    fout.write(some_content)

Maybe this is common knowledge for Python folks, but I hope it helps.

Telemetry Server Progress

Just a quick post to update on progress with the Telemetry Server project.

First and foremost, the telemetry-server code is now on github.

As of Friday, there is a basic prototype server up and running on an Amazon EC2 instance.

The prototype is able to accept submissions via HTTP, using URLs without or with dimension components. Submissions are then converted to the new storage format and saved to disk in the new storage layout.

As part of the conversion process, the histograms in the payload are validated against the correct revision of Histograms.json. This file is automatically fetched from the Mozilla mercurial server, then cached locally. The RevisionCache class encapsulates this logic.

The prototype server in its current form is too monolithic, and needs to be split up such that receiving submissions via HTTP is independent from the remainder of the data pipeline.

The first part, recieving and logging HTTP submissions, is a well-understood problem and there are many existing ways so solve it. Some options are:

  • Use the existing Bagheera server, and consume messages from Kafka.
  • Make more direct use of one of the many message queues (such as Amazon SQS, RabbitMQ, or Kafka)
  • Write new code to save raw payloads to a temporary storage area using a similar layout to the long-term storage layout.

The second part is already in place and working, with code that should be quite easy to pull out and run separately. One additional piece of functionality that would be nice is to calculate realtime stats before/while data is being persisted.

Other than separating receiving and processing functionality, the next major task will be building a MapReduce framework to run on the Telemetry data. Initially, it will not be a full-blown cluster implementation, since reinventing that particular wheel is a huge task, but rather it will run on a single machine using multiple processes to parallelize map and reduce functionality.

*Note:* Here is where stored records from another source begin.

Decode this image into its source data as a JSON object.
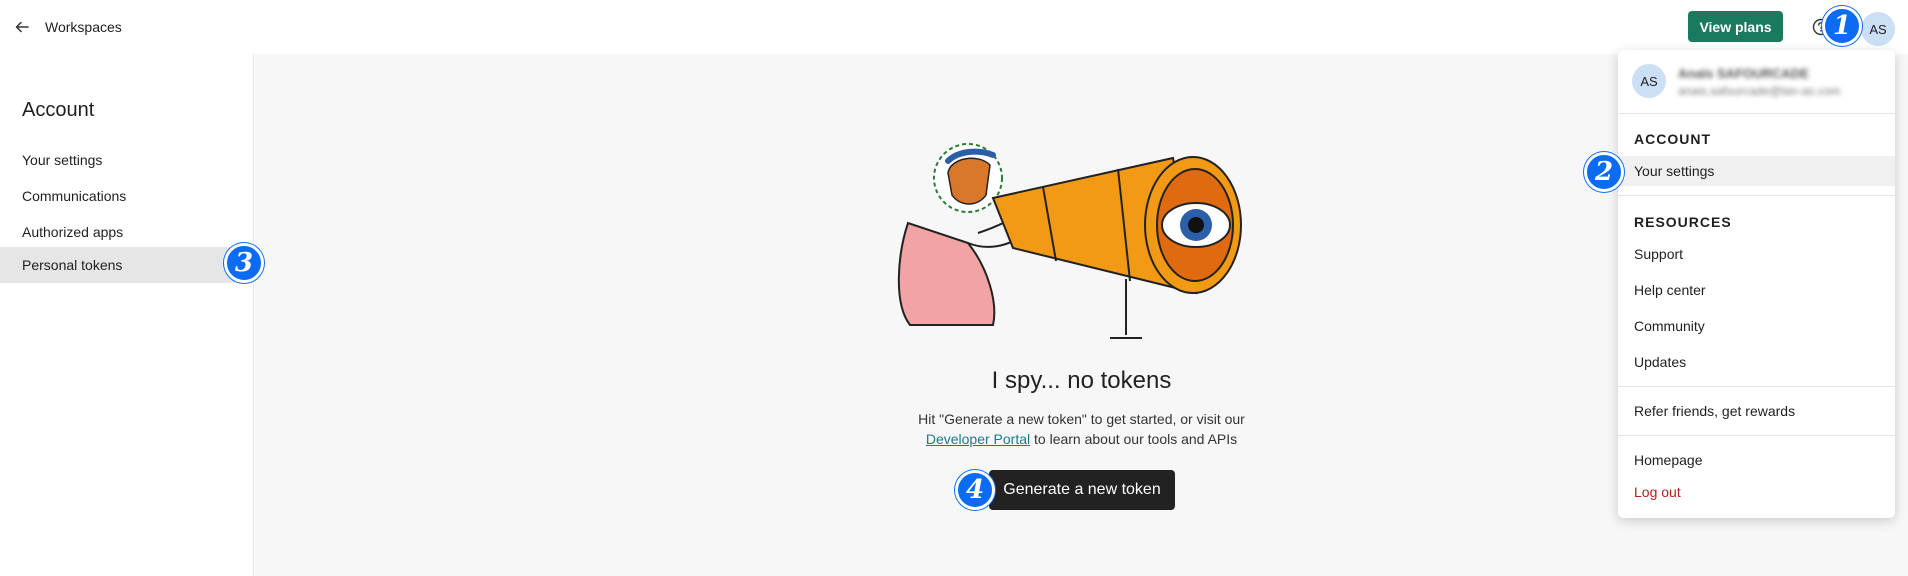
{
  "topbar": {
    "back_icon": "arrow-left-icon",
    "workspace_label": "Workspaces",
    "view_plans_label": "View plans",
    "help_icon": "help-circle-icon",
    "avatar_initials": "AS"
  },
  "sidebar": {
    "title": "Account",
    "items": [
      {
        "label": "Your settings"
      },
      {
        "label": "Communications"
      },
      {
        "label": "Authorized apps"
      },
      {
        "label": "Personal tokens"
      }
    ]
  },
  "main": {
    "title": "I spy... no tokens",
    "desc_before": "Hit \"Generate a new token\" to get started, or visit our",
    "desc_link": "Developer Portal",
    "desc_after": " to learn about our tools and APIs",
    "button_label": "Generate a new token"
  },
  "dropdown": {
    "avatar_initials": "AS",
    "user_name": "Anaïs SAFOURCADE",
    "user_email": "anais.safourcade@lan-as.com",
    "account_heading": "ACCOUNT",
    "account_items": [
      "Your settings"
    ],
    "resources_heading": "RESOURCES",
    "resources_items": [
      "Support",
      "Help center",
      "Community",
      "Updates"
    ],
    "referral": "Refer friends, get rewards",
    "homepage": "Homepage",
    "logout": "Log out"
  },
  "markers": [
    "1",
    "2",
    "3",
    "4"
  ],
  "colors": {
    "primary_green": "#1a7a5e",
    "marker_blue": "#0b6bf2",
    "logout_red": "#b42318",
    "link_teal": "#1a7a8a"
  }
}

One major advantage of the new storage layout is that MapReduce jobs will be able to filter the desired input data on a number of dimensions basically for free. Jobs that only need to look at a small subset of the data should be very efficient.

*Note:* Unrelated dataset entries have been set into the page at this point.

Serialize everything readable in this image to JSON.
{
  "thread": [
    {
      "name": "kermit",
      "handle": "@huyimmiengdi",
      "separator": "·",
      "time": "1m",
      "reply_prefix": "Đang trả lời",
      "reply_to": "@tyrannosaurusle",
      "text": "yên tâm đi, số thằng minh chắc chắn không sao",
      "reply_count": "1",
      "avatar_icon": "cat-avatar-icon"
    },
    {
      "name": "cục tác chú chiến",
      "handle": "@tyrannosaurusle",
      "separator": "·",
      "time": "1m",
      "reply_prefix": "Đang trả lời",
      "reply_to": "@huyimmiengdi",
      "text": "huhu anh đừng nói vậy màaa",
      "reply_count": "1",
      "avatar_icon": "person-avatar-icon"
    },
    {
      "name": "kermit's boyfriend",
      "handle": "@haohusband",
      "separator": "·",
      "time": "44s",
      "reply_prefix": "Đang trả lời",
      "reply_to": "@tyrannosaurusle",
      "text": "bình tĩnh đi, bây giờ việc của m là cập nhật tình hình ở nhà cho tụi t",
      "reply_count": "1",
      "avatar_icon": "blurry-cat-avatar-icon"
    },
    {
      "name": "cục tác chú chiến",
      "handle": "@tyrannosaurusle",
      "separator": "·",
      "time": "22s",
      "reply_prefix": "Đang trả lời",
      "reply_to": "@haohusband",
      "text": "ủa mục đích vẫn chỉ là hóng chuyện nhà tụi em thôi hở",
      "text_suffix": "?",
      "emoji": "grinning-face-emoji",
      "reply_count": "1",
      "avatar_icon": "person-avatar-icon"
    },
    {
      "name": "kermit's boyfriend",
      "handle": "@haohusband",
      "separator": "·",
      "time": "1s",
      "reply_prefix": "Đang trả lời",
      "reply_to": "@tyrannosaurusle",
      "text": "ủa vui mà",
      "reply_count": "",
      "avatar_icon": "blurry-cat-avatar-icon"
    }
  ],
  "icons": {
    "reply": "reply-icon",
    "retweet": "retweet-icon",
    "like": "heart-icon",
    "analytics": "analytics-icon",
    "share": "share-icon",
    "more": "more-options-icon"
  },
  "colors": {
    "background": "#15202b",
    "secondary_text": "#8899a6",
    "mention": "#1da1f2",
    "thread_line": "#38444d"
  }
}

The first use case of the MapReduce framework is to produce the static data files for the new telemetry frontend.

A New Project

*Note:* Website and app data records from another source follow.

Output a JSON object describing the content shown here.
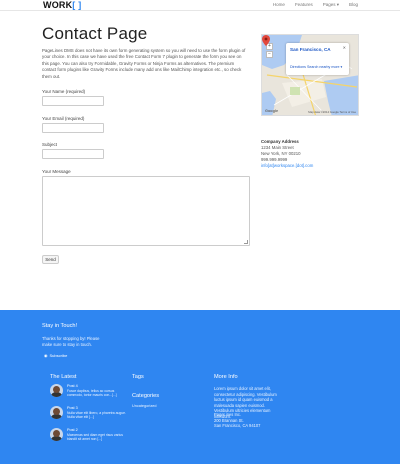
{
  "nav": {
    "logo_text": "WORK",
    "logo_brackets": "[ ]",
    "links": [
      "Home",
      "Features",
      "Pages ▾",
      "Blog"
    ]
  },
  "page": {
    "title": "Contact Page",
    "intro": "PageLines DMS does not have its own form generating system so you will need to use the form plugin of your choice. In this case we have used the free Contact Form 7 plugin to generate the form you see on this page. You can also try Formidable, Gravity Forms or Ninja Forms as alternatives. The premium contact form plugins like Gravity Forms include many add ons like MailChimp integration etc., so check them out."
  },
  "form": {
    "name_label": "Your Name (required)",
    "email_label": "Your Email (required)",
    "subject_label": "Subject",
    "message_label": "Your Message",
    "send_label": "Send"
  },
  "map": {
    "city": "San Francisco, CA",
    "links": "Directions   Search nearby   more ▾",
    "google": "Google",
    "terms": "Map data ©2014 Google  Terms of Use"
  },
  "address": {
    "heading": "Company Address",
    "street": "1234 Main Street",
    "city": "New York, NY 00210",
    "phone": "999.999.9999",
    "email": "info[at]workspace.[dot].com"
  },
  "footer": {
    "stay_title": "Stay in Touch!",
    "stay_text": "Thanks for stopping by! Please make sure to stay in touch.",
    "subscribe": "Subscribe",
    "latest_title": "The Latest",
    "posts": [
      {
        "title": "Post 4",
        "text": "Fusce dapibus, tellus ac cursus commodo, tortor mauris con...[...]"
      },
      {
        "title": "Post 3",
        "text": "Nulla vitae elit libero, a pharetra augue. Nulla vitae elit [...]"
      },
      {
        "title": "Post 2",
        "text": "Maecenas sed diam eget risus varius blandit sit amet non [...]"
      }
    ],
    "tags_title": "Tags",
    "categories_title": "Categories",
    "category_item": "Uncategorized",
    "more_title": "More Info",
    "more_text": "Lorem ipsum dolor sit amet elit, consectetur adipiscing. Vestibulum luctus ipsum id quam euismod a malesuada sapien euismod. Vestibulum ultricies elementum interdum.",
    "addr_lines": [
      "PageLines Inc.",
      "200 Brannan St.",
      "San Francisco, CA 94107"
    ]
  },
  "colors": {
    "accent": "#2e86f0",
    "footer_bg": "#2f86f1"
  }
}
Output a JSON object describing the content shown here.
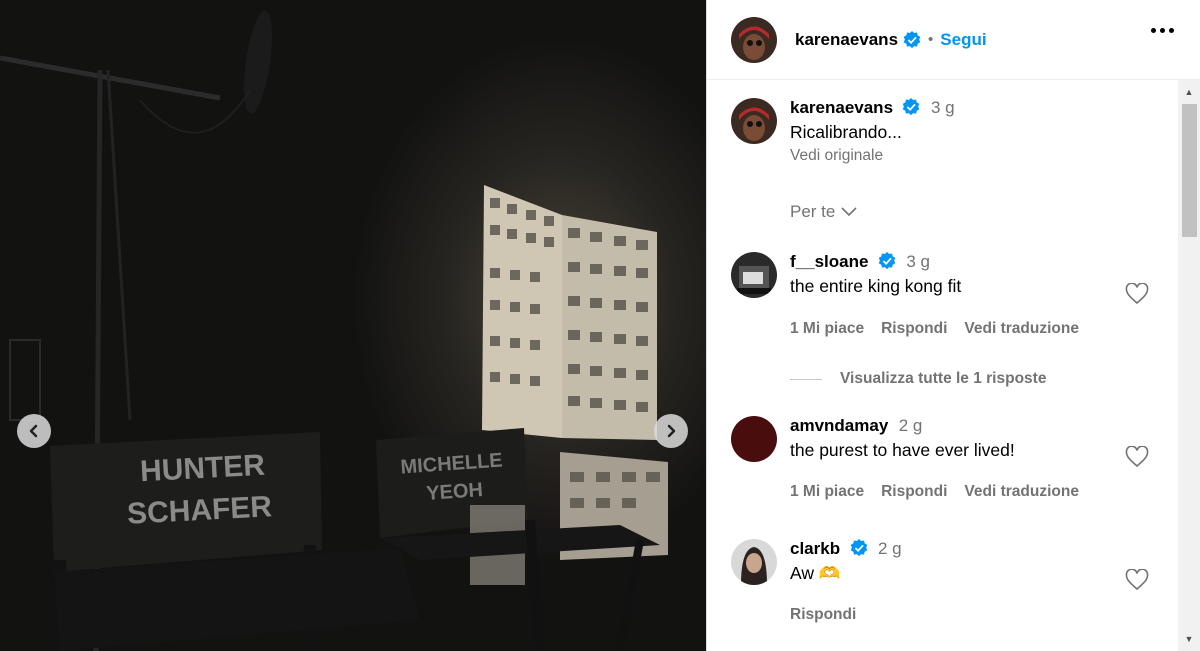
{
  "post": {
    "author": "karenaevans",
    "follow_label": "Segui",
    "separator": "•"
  },
  "caption": {
    "author": "karenaevans",
    "time": "3 g",
    "text": "Ricalibrando...",
    "see_original": "Vedi originale"
  },
  "filter": {
    "label": "Per te"
  },
  "image": {
    "chair_left_text": [
      "HUNTER",
      "SCHAFER"
    ],
    "chair_right_text": [
      "MICHELLE",
      "YEOH"
    ]
  },
  "comments": [
    {
      "author": "f__sloane",
      "verified": true,
      "time": "3 g",
      "text": "the entire king kong fit",
      "likes": "1 Mi piace",
      "reply": "Rispondi",
      "translate": "Vedi traduzione"
    },
    {
      "author": "amvndamay",
      "verified": false,
      "time": "2 g",
      "text": "the purest to have ever lived!",
      "likes": "1 Mi piace",
      "reply": "Rispondi",
      "translate": "Vedi traduzione"
    },
    {
      "author": "clarkb",
      "verified": true,
      "time": "2 g",
      "text": "Aw 🫶",
      "reply": "Rispondi"
    }
  ],
  "view_replies": "Visualizza tutte le 1 risposte",
  "colors": {
    "accent": "#0095f6",
    "verified": "#0095f6",
    "muted": "#737373"
  }
}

Over the coming weeks I’ll be embarking on a new project to revamp the acquisition, storage, and processing of Mozilla Telemetry data.

The general pipeline for Telemetry data looks like this:

  1. A Firefox user enables Telemetry in their browser
  2. The browser generates performance data as it is used
  3. Once a day, the browser submits the performance data to Mozilla via HTTPS
  4. Data is accepted by the server and saved to a queue
  5. The queue is polled for changes and payloads are saved to persistent storage
  6. Analysis jobs are run against the persisted data, including daily aggregations
  7. Results of analysis are visualized in Telemetry Dashboards

My initial focus will be on steps 5 and 6, specifically on improving the persistent storage format to be more space-efficient and to eliminate the need for re-processing to slice the data (by factors like Channel, Version, Day, etc).

I plan to post a link to the code repository here (as soon as there is something useful to share).